Jun 20 2018

Graham Legislation Protects Families, Quickly Addresses Immigration Status

WASHINGTON – U.S. Senator Lindsey Graham (R-South Carolina) introduced the Keep Families Together and Enforce the Law Act, legislation to prohibit family separation and prioritize the resolution of immigration cases involving children and families. 

“My goal is to make sure families are not separated, but also prevent the rampant abuse of ‘catch and release’ where people are being released who never show up for their court date,” said Graham. “This bill prevents breaking up real families, but requires adults to show up for court.”

Among the highlights of the legislation:

Prohibits Family Separation and Protects Children at Risk of Harm

  • The legislation gives the Department of Homeland Security (DHS) the clear legal authority to keep children under the age of 18 with their families in residential centers, and requires them to keep families together during their legal proceedings.
  • The only time children will be separated is if there is a clear danger to the health and safety of the child, including cases where DHS cannot verify that the individual is actually the parent of the child, the parent has a violent history of committing aggravated felonies, or the child has been a victim of sexual or domestic abuse or trafficking.

Authorizes More Immigration Court Judges to Prioritizes Adjudication of Family Cases

  • Authorizes 225 new immigration judges to conduct proceedings for children and families that are apprehended at the border.  The legislation also requires DHS to prioritize resolving the cases of children and families in family residential centers.

Provides More Money for Family Residential Centers and Sets Mandatory Standards of Care

  • Authorizes the Secretary of Homeland Security to increase the number of family residential beds and sets standards to ensure families are treated humanely and fairly pending the outcome of their case.

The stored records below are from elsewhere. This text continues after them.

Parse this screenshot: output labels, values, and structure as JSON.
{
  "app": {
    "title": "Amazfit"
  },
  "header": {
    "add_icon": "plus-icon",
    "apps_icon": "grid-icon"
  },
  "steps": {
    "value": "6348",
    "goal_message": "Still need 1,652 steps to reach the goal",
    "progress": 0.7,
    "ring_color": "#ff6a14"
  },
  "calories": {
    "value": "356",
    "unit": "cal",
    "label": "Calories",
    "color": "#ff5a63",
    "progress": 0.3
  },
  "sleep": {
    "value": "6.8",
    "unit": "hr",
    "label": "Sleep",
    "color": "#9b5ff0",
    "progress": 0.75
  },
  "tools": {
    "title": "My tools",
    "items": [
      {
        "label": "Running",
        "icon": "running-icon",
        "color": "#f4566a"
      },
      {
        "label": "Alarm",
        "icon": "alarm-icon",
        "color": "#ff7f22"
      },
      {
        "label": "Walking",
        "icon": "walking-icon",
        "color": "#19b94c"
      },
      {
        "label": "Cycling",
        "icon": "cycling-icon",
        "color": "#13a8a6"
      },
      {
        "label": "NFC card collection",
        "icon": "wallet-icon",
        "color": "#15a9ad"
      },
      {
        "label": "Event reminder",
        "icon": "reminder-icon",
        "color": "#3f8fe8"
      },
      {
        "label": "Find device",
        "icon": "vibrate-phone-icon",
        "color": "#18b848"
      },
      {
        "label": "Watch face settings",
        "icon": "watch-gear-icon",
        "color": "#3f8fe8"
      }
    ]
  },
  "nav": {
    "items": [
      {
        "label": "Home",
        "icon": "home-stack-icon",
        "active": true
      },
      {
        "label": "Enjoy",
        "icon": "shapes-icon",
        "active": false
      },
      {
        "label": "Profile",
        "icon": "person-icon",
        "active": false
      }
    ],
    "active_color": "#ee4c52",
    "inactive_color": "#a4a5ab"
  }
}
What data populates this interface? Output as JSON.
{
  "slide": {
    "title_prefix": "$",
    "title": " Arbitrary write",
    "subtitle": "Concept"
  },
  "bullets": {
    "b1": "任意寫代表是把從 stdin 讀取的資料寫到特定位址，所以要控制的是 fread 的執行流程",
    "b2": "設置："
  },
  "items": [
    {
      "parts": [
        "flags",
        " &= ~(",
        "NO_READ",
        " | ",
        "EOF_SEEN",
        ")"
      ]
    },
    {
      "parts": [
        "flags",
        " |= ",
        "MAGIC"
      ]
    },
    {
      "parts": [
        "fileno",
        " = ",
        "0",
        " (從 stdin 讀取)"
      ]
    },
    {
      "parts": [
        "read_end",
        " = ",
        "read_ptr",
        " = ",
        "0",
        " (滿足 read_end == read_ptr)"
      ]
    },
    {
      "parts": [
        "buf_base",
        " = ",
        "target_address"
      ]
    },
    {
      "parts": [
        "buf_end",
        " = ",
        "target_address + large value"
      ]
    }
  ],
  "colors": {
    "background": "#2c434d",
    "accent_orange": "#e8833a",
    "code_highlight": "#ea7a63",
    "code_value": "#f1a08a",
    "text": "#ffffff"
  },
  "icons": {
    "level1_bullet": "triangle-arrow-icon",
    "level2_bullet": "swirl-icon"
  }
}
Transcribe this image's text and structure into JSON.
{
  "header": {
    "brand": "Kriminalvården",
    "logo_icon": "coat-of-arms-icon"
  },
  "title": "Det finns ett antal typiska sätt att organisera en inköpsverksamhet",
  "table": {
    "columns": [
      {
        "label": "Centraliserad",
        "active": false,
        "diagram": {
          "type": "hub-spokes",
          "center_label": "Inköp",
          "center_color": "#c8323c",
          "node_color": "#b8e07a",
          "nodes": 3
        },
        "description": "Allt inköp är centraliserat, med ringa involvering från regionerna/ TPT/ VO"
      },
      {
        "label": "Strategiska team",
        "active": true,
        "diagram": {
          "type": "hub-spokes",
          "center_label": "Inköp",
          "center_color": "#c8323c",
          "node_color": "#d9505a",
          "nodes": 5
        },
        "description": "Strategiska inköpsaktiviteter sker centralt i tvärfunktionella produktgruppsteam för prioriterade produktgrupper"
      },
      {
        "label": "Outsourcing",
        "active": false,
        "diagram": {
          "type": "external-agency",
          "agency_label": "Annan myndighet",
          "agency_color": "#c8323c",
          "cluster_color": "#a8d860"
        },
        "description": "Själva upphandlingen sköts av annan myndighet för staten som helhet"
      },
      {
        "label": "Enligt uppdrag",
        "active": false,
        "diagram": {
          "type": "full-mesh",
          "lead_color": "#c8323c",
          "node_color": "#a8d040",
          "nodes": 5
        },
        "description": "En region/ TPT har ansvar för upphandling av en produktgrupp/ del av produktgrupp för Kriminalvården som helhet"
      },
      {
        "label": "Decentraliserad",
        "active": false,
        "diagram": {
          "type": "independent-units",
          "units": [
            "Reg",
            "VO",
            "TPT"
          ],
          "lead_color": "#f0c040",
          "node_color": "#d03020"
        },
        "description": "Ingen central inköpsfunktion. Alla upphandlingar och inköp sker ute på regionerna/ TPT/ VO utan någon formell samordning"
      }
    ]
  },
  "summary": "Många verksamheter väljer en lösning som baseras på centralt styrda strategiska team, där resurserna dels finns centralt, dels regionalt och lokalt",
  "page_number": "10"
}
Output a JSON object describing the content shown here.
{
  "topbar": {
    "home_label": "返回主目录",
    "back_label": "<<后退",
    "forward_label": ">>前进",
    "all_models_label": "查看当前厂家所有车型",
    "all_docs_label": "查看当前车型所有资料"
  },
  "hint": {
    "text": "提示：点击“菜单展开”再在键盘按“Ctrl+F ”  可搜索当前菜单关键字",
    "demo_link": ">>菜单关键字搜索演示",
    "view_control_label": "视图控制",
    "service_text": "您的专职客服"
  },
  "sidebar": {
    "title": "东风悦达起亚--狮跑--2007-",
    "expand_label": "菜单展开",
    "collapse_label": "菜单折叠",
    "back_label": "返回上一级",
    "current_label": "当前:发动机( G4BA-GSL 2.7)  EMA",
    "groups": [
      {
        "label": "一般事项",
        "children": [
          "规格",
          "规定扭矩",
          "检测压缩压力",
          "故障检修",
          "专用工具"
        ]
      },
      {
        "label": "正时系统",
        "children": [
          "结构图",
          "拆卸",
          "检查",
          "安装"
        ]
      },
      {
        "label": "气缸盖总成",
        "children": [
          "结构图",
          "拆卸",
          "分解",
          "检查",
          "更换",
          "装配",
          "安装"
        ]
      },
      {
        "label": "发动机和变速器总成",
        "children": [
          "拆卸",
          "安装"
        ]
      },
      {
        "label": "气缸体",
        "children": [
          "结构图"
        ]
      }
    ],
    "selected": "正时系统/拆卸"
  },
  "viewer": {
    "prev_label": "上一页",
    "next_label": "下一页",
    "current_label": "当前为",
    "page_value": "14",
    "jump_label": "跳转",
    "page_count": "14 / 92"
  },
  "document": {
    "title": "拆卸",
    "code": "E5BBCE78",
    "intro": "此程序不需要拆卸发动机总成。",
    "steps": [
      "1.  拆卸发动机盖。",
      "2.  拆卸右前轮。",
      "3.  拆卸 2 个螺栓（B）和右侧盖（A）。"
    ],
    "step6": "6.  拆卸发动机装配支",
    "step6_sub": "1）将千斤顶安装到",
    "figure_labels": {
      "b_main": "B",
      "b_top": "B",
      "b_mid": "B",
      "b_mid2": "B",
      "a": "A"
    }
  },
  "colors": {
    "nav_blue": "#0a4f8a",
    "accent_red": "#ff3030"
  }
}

Graham, along with Senators Thom Tillis (R-NC), Marco Rubio (R-FL), Ron Johnson (R-WI), Tom Cotton (R-AR), John Cornyn (R-TX), Ted Cruz (R-TX) and Dean Heller (R-NV), introduced the legislation this afternoon.